What about the writing style, you ask? Let me welcome to exposition-land. As so many books do, Child of a Hidden Sea starts out as wonderful fun. A young woman with an interest in marine life is thrown into an unknown world with about a million species of plants and animals that she wants to study. I didn’t mind reading about Sophie examining this plant or that dragonfly wing for paragraph after paragraph. Her passion was tangible and as such, made for interesting reading. Once Sophie is drawn into the politics of Stormwrack, however, we take a sharp turn to the country of long and boring exposition.
Sophie knows nothing about how Stormwrack works and naturally has to be told what makes this society tick. Or, you know, there’s always the possibility of her discovering it herself. Not so in this novel. You get long and jarring explanations of this nation or that, the tensions between free countries and those that hold slaves, mostly wrapped up in bad dialogue.
I suppose this is the number one reason why the dialogue felt so very terrible to me. It’s not that the actual words used were in some way wrong. It’s just that so much is talked about unnecessarily. Not only is Sophie told everything by whoever is conveniently standing next to her, but characters also rehash events that the readers have witnessed first hand.
The second reason is that, on more than one occasion, I forgot who was talking. By use of words, it was impossible to tell who is who, which may be a minor point, as long as the descriptions surrounding the dialogue make clear who is speaking. But there were scenes when two people talk and suddenly a third person would chime in that I didn’t even know was in the room. The same thing happened the other way around. Three or more people would hold a conversation and suddenly it would be just two of them left, without me knowing where the others went.

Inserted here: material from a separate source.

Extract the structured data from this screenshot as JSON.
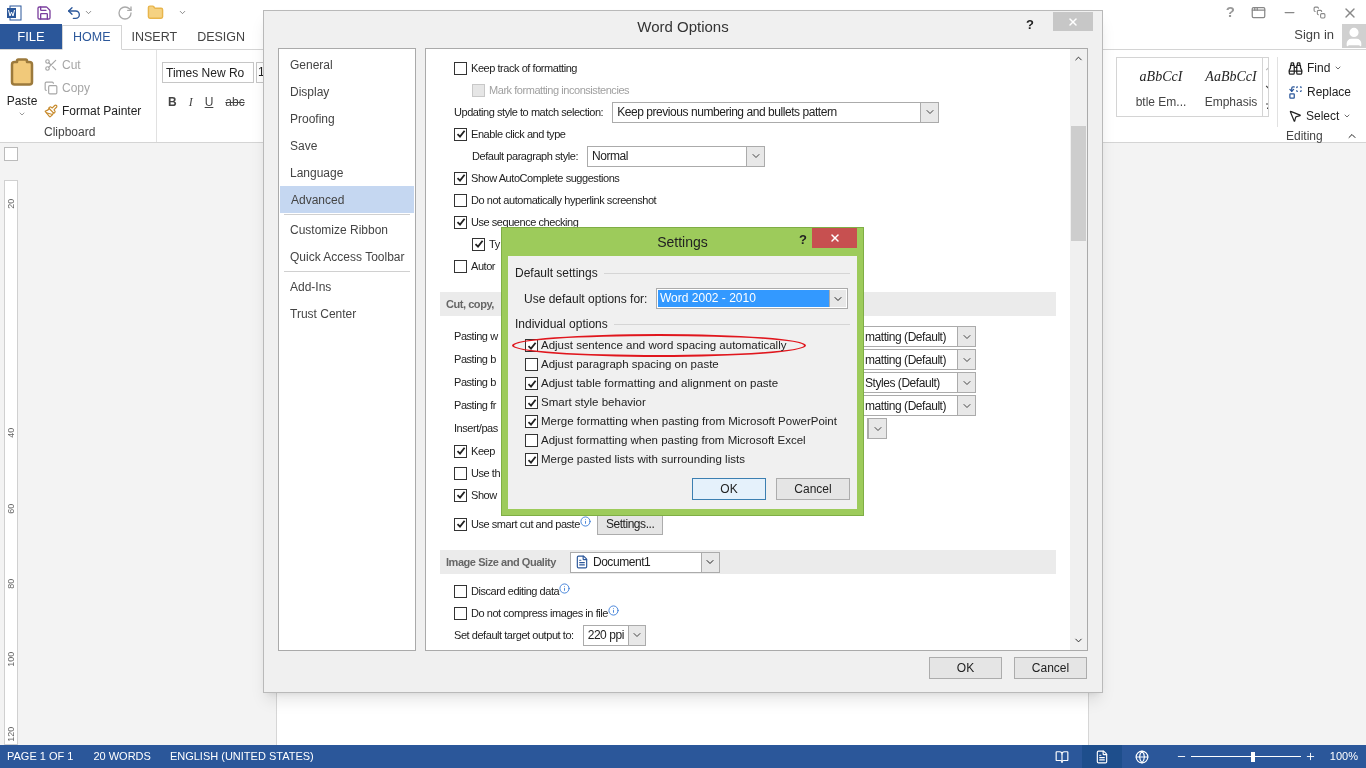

I’m not an inattentive reader and I don’t think I’m too stupid to understand an author’s hints. But I was constantly jarred out of the narrative by the confusing dialogue. The narrative I didn’t care for much in the first place. Throw in a completely wasted “romance” that doesn’t come to any sort of conclusion, and you’ve got Child of a Hidden Sea. Just like Garland Parrish, a beautiful face on an ultimately empty container. A pretty cover on a bland book.